> ABOUT THIS TASK
All of the listing should be output exactly, apart from the pictures.

RECORDED INFORMATION Start Marker

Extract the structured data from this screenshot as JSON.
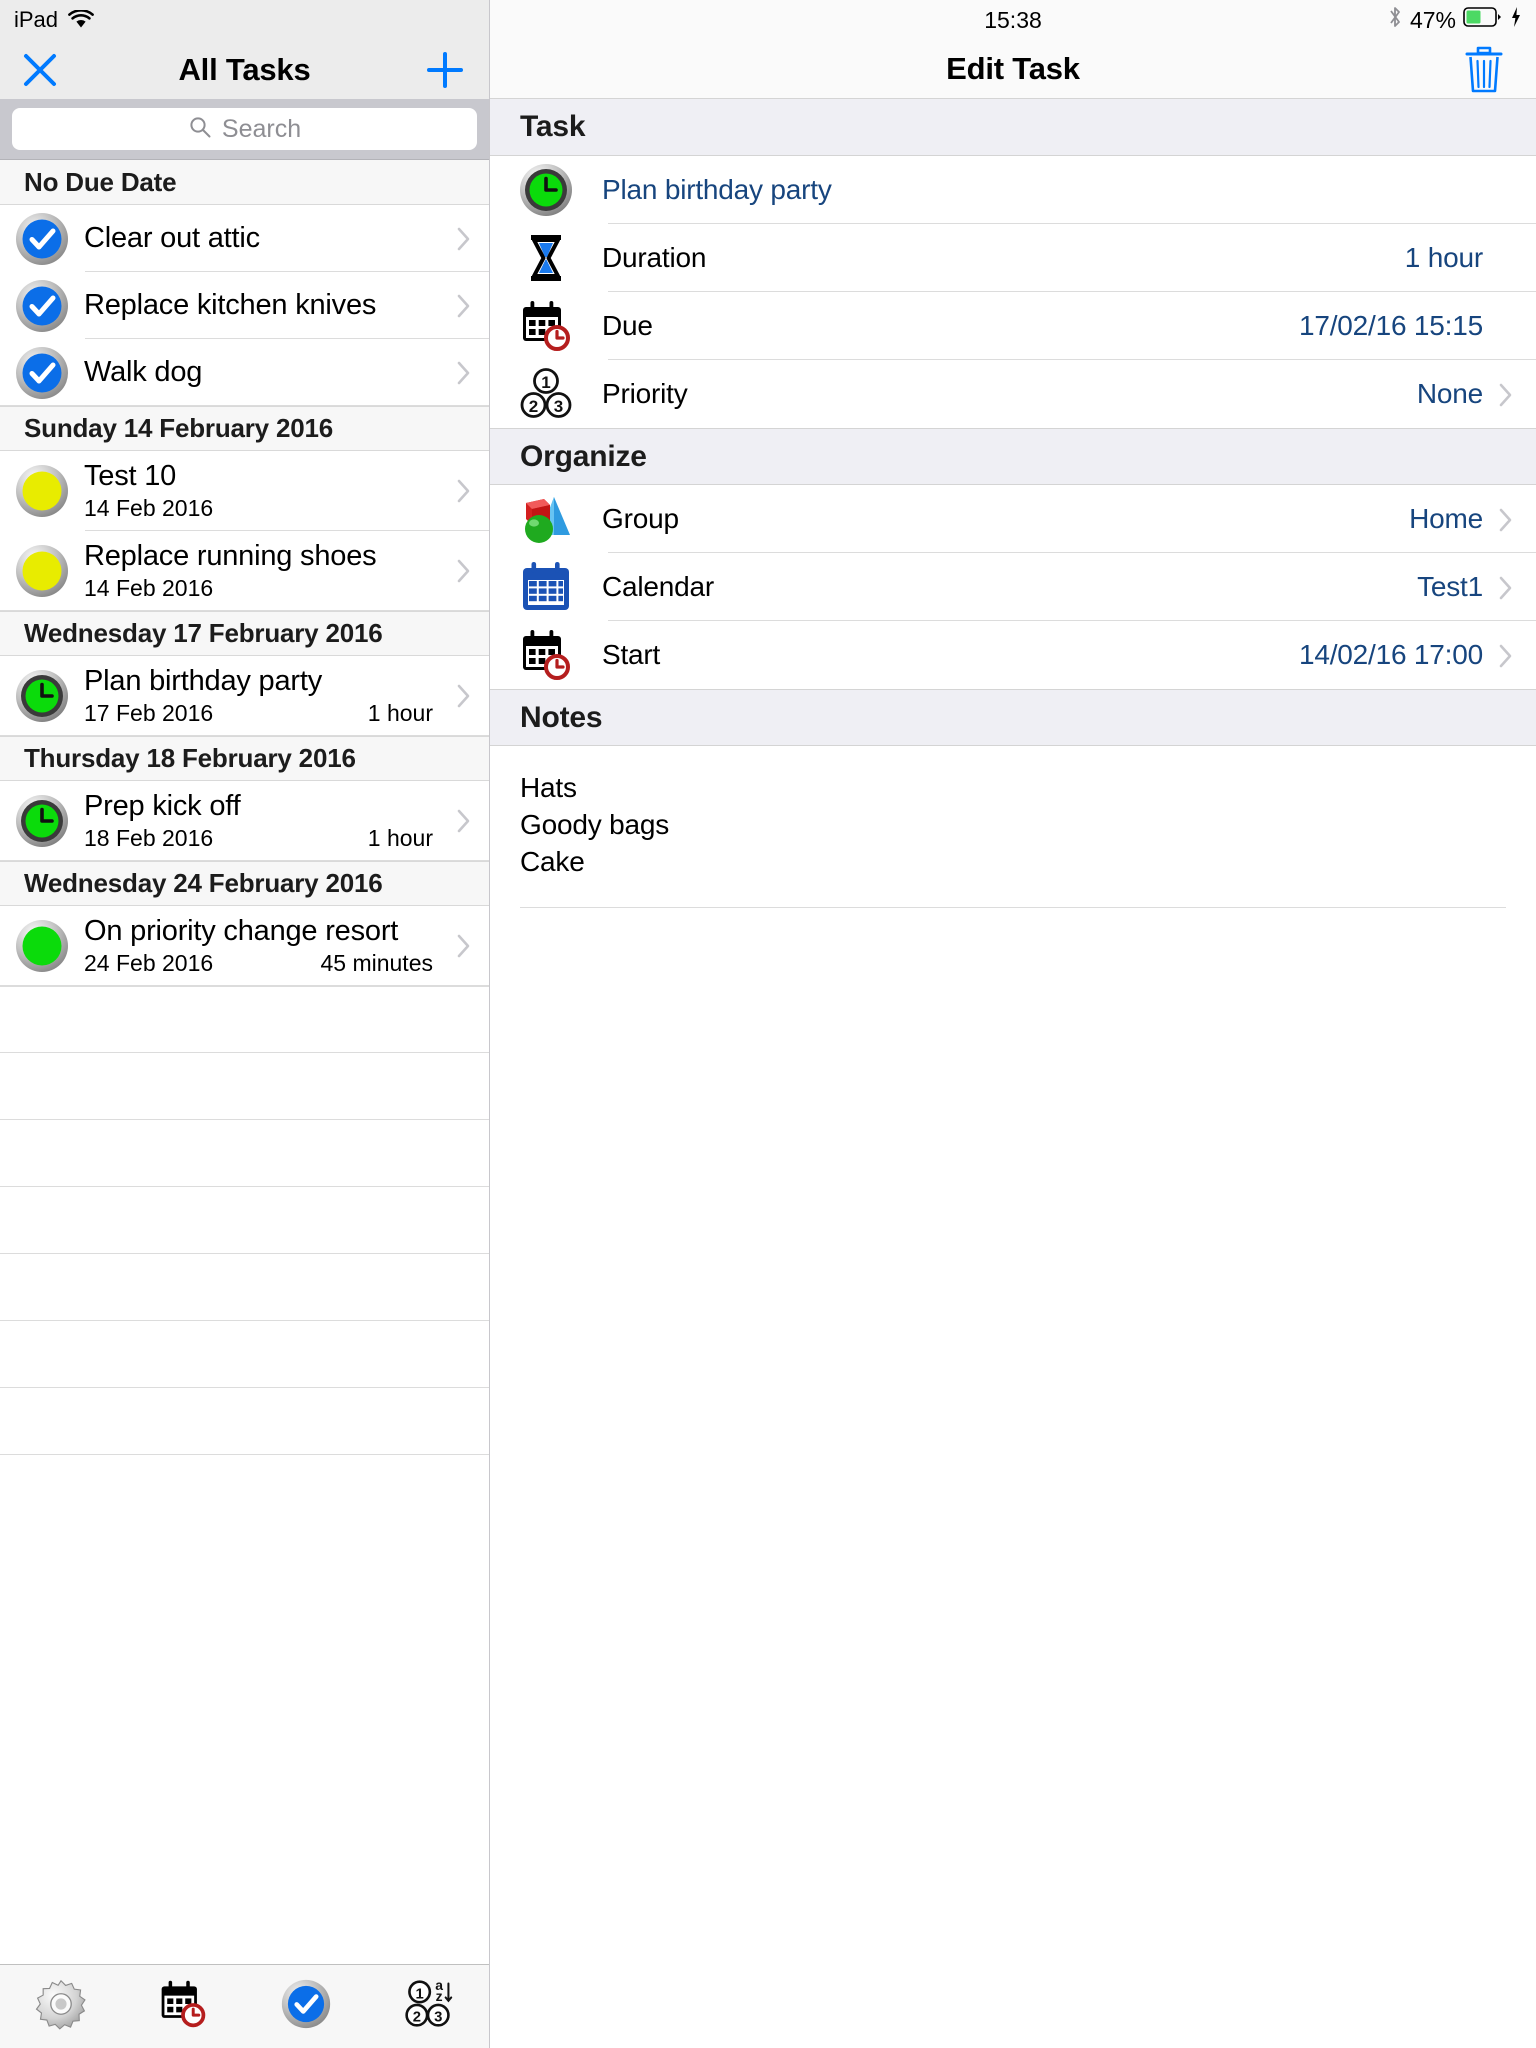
{
  "left": {
    "statusbar": {
      "device": "iPad",
      "wifi_icon": "wifi-icon"
    },
    "navbar": {
      "title": "All Tasks",
      "close_icon": "close-icon",
      "add_icon": "plus-icon"
    },
    "search": {
      "placeholder": "Search",
      "icon": "search-icon"
    },
    "sections": [
      {
        "header": "No Due Date",
        "rows": [
          {
            "title": "Clear out attic",
            "date": "",
            "duration": "",
            "icon": "checkmark-blue-icon"
          },
          {
            "title": "Replace kitchen knives",
            "date": "",
            "duration": "",
            "icon": "checkmark-blue-icon"
          },
          {
            "title": "Walk dog",
            "date": "",
            "duration": "",
            "icon": "checkmark-blue-icon"
          }
        ]
      },
      {
        "header": "Sunday 14 February 2016",
        "rows": [
          {
            "title": "Test 10",
            "date": "14 Feb 2016",
            "duration": "",
            "icon": "status-yellow-icon"
          },
          {
            "title": "Replace running shoes",
            "date": "14 Feb 2016",
            "duration": "",
            "icon": "status-yellow-icon"
          }
        ]
      },
      {
        "header": "Wednesday 17 February 2016",
        "rows": [
          {
            "title": "Plan birthday party",
            "date": "17 Feb 2016",
            "duration": "1 hour",
            "icon": "clock-green-icon"
          }
        ]
      },
      {
        "header": "Thursday 18 February 2016",
        "rows": [
          {
            "title": "Prep kick off",
            "date": "18 Feb 2016",
            "duration": "1 hour",
            "icon": "clock-green-icon"
          }
        ]
      },
      {
        "header": "Wednesday 24 February 2016",
        "rows": [
          {
            "title": "On priority change resort",
            "date": "24 Feb 2016",
            "duration": "45 minutes",
            "icon": "status-green-icon"
          }
        ]
      }
    ],
    "tabbar": [
      {
        "icon": "gear-icon",
        "name": "tab-settings"
      },
      {
        "icon": "calendar-clock-icon",
        "name": "tab-calendar"
      },
      {
        "icon": "checkmark-blue-icon",
        "name": "tab-tasks"
      },
      {
        "icon": "priority-sort-icon",
        "name": "tab-priority"
      }
    ]
  },
  "right": {
    "statusbar": {
      "time": "15:38",
      "bluetooth_icon": "bluetooth-icon",
      "battery_pct": "47%",
      "battery_icon": "battery-icon",
      "charging_icon": "lightning-icon"
    },
    "navbar": {
      "title": "Edit Task",
      "trash_icon": "trash-icon"
    },
    "groups": [
      {
        "header": "Task",
        "rows": [
          {
            "icon": "clock-green-icon",
            "label": "Plan birthday party",
            "label_is_link": true,
            "value": "",
            "chevron": false
          },
          {
            "icon": "hourglass-icon",
            "label": "Duration",
            "label_is_link": false,
            "value": "1 hour",
            "chevron": false
          },
          {
            "icon": "calendar-clock-icon",
            "label": "Due",
            "label_is_link": false,
            "value": "17/02/16 15:15",
            "chevron": false
          },
          {
            "icon": "priority-123-icon",
            "label": "Priority",
            "label_is_link": false,
            "value": "None",
            "chevron": true
          }
        ]
      },
      {
        "header": "Organize",
        "rows": [
          {
            "icon": "shapes-group-icon",
            "label": "Group",
            "label_is_link": false,
            "value": "Home",
            "chevron": true
          },
          {
            "icon": "calendar-blue-icon",
            "label": "Calendar",
            "label_is_link": false,
            "value": "Test1",
            "chevron": true
          },
          {
            "icon": "calendar-clock-icon",
            "label": "Start",
            "label_is_link": false,
            "value": "14/02/16 17:00",
            "chevron": true
          }
        ]
      }
    ],
    "notes": {
      "header": "Notes",
      "text": "Hats\nGoody bags\nCake"
    }
  },
  "colors": {
    "accent_blue": "#007aff",
    "value_blue": "#17457e",
    "status_yellow": "#e8ec00",
    "status_green": "#0bdb0b",
    "section_grey": "#efeff4",
    "search_bar_grey": "#c8c8ce",
    "nav_grey": "#ececec",
    "separator": "#dcdcdc",
    "calendar_red": "#b51e1e",
    "calendar_blue": "#1b52b5"
  }
}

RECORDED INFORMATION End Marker

> OUTPUT
Extract the structured data from this screenshot as JSON.
{
  "left": {
    "statusbar": {
      "device": "iPad",
      "wifi_icon": "wifi-icon"
    },
    "navbar": {
      "title": "All Tasks",
      "close_icon": "close-icon",
      "add_icon": "plus-icon"
    },
    "search": {
      "placeholder": "Search",
      "icon": "search-icon"
    },
    "sections": [
      {
        "header": "No Due Date",
        "rows": [
          {
            "title": "Clear out attic",
            "date": "",
            "duration": "",
            "icon": "checkmark-blue-icon"
          },
          {
            "title": "Replace kitchen knives",
            "date": "",
            "duration": "",
            "icon": "checkmark-blue-icon"
          },
          {
            "title": "Walk dog",
            "date": "",
            "duration": "",
            "icon": "checkmark-blue-icon"
          }
        ]
      },
      {
        "header": "Sunday 14 February 2016",
        "rows": [
          {
            "title": "Test 10",
            "date": "14 Feb 2016",
            "duration": "",
            "icon": "status-yellow-icon"
          },
          {
            "title": "Replace running shoes",
            "date": "14 Feb 2016",
            "duration": "",
            "icon": "status-yellow-icon"
          }
        ]
      },
      {
        "header": "Wednesday 17 February 2016",
        "rows": [
          {
            "title": "Plan birthday party",
            "date": "17 Feb 2016",
            "duration": "1 hour",
            "icon": "clock-green-icon"
          }
        ]
      },
      {
        "header": "Thursday 18 February 2016",
        "rows": [
          {
            "title": "Prep kick off",
            "date": "18 Feb 2016",
            "duration": "1 hour",
            "icon": "clock-green-icon"
          }
        ]
      },
      {
        "header": "Wednesday 24 February 2016",
        "rows": [
          {
            "title": "On priority change resort",
            "date": "24 Feb 2016",
            "duration": "45 minutes",
            "icon": "status-green-icon"
          }
        ]
      }
    ],
    "tabbar": [
      {
        "icon": "gear-icon",
        "name": "tab-settings"
      },
      {
        "icon": "calendar-clock-icon",
        "name": "tab-calendar"
      },
      {
        "icon": "checkmark-blue-icon",
        "name": "tab-tasks"
      },
      {
        "icon": "priority-sort-icon",
        "name": "tab-priority"
      }
    ]
  },
  "right": {
    "statusbar": {
      "time": "15:38",
      "bluetooth_icon": "bluetooth-icon",
      "battery_pct": "47%",
      "battery_icon": "battery-icon",
      "charging_icon": "lightning-icon"
    },
    "navbar": {
      "title": "Edit Task",
      "trash_icon": "trash-icon"
    },
    "groups": [
      {
        "header": "Task",
        "rows": [
          {
            "icon": "clock-green-icon",
            "label": "Plan birthday party",
            "label_is_link": true,
            "value": "",
            "chevron": false
          },
          {
            "icon": "hourglass-icon",
            "label": "Duration",
            "label_is_link": false,
            "value": "1 hour",
            "chevron": false
          },
          {
            "icon": "calendar-clock-icon",
            "label": "Due",
            "label_is_link": false,
            "value": "17/02/16 15:15",
            "chevron": false
          },
          {
            "icon": "priority-123-icon",
            "label": "Priority",
            "label_is_link": false,
            "value": "None",
            "chevron": true
          }
        ]
      },
      {
        "header": "Organize",
        "rows": [
          {
            "icon": "shapes-group-icon",
            "label": "Group",
            "label_is_link": false,
            "value": "Home",
            "chevron": true
          },
          {
            "icon": "calendar-blue-icon",
            "label": "Calendar",
            "label_is_link": false,
            "value": "Test1",
            "chevron": true
          },
          {
            "icon": "calendar-clock-icon",
            "label": "Start",
            "label_is_link": false,
            "value": "14/02/16 17:00",
            "chevron": true
          }
        ]
      }
    ],
    "notes": {
      "header": "Notes",
      "text": "Hats\nGoody bags\nCake"
    }
  },
  "colors": {
    "accent_blue": "#007aff",
    "value_blue": "#17457e",
    "status_yellow": "#e8ec00",
    "status_green": "#0bdb0b",
    "section_grey": "#efeff4",
    "search_bar_grey": "#c8c8ce",
    "nav_grey": "#ececec",
    "separator": "#dcdcdc",
    "calendar_red": "#b51e1e",
    "calendar_blue": "#1b52b5"
  }
}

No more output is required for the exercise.